"""

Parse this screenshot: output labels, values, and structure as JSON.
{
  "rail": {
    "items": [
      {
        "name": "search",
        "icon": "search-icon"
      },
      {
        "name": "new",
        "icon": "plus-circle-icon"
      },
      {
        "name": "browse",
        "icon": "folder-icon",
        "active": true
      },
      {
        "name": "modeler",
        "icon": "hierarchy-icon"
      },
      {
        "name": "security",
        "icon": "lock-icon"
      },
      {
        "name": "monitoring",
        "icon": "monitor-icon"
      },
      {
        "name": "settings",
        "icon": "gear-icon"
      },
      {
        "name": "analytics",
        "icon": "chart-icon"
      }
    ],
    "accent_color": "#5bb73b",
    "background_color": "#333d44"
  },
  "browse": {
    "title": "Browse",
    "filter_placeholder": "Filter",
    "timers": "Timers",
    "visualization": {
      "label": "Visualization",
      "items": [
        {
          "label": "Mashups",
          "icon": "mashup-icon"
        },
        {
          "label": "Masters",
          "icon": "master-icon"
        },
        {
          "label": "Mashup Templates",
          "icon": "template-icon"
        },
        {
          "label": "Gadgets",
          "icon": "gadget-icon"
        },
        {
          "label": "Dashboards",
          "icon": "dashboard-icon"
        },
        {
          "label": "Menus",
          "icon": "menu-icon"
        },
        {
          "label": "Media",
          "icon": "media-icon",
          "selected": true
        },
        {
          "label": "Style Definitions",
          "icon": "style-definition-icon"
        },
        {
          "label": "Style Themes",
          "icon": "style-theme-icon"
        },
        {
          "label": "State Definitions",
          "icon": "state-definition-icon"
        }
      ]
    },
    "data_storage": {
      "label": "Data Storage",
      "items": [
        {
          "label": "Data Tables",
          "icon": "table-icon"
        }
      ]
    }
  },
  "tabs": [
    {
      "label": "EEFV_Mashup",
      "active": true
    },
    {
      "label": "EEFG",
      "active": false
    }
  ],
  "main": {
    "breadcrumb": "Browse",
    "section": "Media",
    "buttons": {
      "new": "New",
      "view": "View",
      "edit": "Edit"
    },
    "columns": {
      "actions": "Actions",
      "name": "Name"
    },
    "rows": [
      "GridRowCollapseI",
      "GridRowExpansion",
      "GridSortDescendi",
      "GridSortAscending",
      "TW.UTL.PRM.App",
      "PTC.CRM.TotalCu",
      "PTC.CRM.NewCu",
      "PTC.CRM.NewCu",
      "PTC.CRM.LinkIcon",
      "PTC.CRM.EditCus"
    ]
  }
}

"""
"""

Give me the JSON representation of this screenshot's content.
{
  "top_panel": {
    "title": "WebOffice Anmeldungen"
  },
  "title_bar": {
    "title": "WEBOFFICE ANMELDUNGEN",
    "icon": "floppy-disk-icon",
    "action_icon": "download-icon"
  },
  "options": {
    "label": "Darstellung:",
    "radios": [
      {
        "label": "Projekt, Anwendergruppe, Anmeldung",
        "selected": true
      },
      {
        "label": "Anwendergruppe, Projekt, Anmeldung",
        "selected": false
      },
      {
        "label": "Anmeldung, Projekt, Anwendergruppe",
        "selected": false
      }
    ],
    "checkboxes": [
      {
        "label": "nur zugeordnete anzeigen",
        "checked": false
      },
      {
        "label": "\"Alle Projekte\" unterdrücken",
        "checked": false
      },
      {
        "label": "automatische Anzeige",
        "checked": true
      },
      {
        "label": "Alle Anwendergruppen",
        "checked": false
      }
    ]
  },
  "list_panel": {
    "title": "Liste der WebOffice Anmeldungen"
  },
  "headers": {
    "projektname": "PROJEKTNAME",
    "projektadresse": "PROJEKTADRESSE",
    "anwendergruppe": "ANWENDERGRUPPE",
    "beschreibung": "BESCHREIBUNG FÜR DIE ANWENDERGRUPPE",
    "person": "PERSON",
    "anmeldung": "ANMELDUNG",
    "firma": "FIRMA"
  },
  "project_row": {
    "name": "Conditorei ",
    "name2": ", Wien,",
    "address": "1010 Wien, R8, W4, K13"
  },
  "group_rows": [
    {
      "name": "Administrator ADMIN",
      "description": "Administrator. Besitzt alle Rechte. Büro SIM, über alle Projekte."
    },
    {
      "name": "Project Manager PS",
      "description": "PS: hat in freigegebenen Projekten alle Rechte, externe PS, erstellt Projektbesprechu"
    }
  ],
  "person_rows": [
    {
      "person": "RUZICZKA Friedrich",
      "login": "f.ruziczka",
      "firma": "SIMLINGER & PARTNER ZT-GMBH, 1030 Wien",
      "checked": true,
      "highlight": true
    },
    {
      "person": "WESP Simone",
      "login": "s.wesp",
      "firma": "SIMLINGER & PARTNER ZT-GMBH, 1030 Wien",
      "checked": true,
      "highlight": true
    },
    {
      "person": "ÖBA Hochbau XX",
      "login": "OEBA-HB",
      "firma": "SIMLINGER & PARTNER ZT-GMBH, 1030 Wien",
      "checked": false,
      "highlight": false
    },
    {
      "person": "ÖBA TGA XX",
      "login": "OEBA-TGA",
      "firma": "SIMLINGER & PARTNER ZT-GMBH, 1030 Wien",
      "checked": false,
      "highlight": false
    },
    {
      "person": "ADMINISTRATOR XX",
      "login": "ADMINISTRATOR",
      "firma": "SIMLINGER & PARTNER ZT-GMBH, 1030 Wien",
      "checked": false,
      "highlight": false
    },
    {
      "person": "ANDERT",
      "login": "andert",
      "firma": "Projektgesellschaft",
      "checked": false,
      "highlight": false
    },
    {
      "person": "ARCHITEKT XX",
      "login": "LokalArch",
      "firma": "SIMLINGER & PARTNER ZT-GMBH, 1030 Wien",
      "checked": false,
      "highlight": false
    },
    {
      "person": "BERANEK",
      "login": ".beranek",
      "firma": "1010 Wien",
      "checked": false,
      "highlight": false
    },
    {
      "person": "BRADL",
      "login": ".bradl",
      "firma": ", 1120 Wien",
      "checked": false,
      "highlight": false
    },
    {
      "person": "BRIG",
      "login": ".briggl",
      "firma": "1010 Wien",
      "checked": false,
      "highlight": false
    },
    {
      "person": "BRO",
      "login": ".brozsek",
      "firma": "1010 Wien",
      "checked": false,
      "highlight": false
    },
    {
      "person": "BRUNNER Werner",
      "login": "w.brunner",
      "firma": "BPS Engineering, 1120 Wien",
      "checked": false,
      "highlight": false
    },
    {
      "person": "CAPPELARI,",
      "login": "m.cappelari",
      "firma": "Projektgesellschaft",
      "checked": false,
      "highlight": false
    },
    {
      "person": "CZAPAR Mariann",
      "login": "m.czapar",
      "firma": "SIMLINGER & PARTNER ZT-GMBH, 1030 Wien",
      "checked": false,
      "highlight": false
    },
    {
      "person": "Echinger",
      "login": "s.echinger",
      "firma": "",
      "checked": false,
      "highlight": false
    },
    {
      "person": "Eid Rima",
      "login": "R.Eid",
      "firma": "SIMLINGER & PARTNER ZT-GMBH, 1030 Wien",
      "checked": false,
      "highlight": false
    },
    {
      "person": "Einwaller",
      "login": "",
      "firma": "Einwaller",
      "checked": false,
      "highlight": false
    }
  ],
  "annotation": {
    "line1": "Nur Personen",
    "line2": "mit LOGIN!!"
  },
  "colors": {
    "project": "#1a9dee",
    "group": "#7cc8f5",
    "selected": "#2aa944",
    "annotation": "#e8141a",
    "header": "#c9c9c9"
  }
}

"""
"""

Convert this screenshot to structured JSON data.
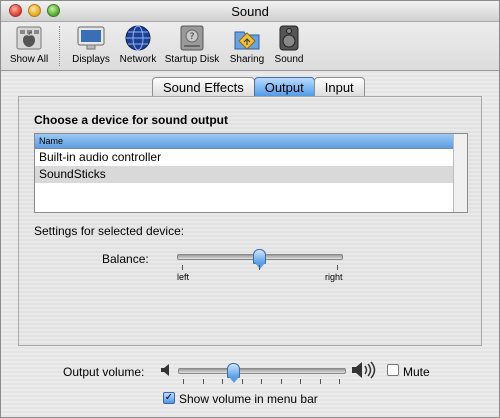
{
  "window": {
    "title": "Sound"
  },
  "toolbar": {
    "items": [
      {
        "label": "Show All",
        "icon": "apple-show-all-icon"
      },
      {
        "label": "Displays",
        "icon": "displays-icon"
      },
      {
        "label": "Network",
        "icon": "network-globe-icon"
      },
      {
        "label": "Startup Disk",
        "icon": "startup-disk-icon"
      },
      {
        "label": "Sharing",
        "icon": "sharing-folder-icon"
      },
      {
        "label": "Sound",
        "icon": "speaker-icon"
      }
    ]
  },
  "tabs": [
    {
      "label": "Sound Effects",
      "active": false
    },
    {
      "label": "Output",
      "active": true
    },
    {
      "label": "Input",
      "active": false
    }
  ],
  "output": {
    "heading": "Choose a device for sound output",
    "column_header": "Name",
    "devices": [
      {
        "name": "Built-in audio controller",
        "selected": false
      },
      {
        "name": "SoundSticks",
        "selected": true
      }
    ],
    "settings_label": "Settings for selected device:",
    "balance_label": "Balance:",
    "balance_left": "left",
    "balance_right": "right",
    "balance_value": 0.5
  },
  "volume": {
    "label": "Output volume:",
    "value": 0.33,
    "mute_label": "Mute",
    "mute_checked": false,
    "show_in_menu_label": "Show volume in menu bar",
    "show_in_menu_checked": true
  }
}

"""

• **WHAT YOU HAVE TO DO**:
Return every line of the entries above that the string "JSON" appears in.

• **RESULT FOR THIS TASK**:
Parse this screenshot: output labels, values, and structure as JSON.
Give me the JSON representation of this screenshot's content.
Convert this screenshot to structured JSON data.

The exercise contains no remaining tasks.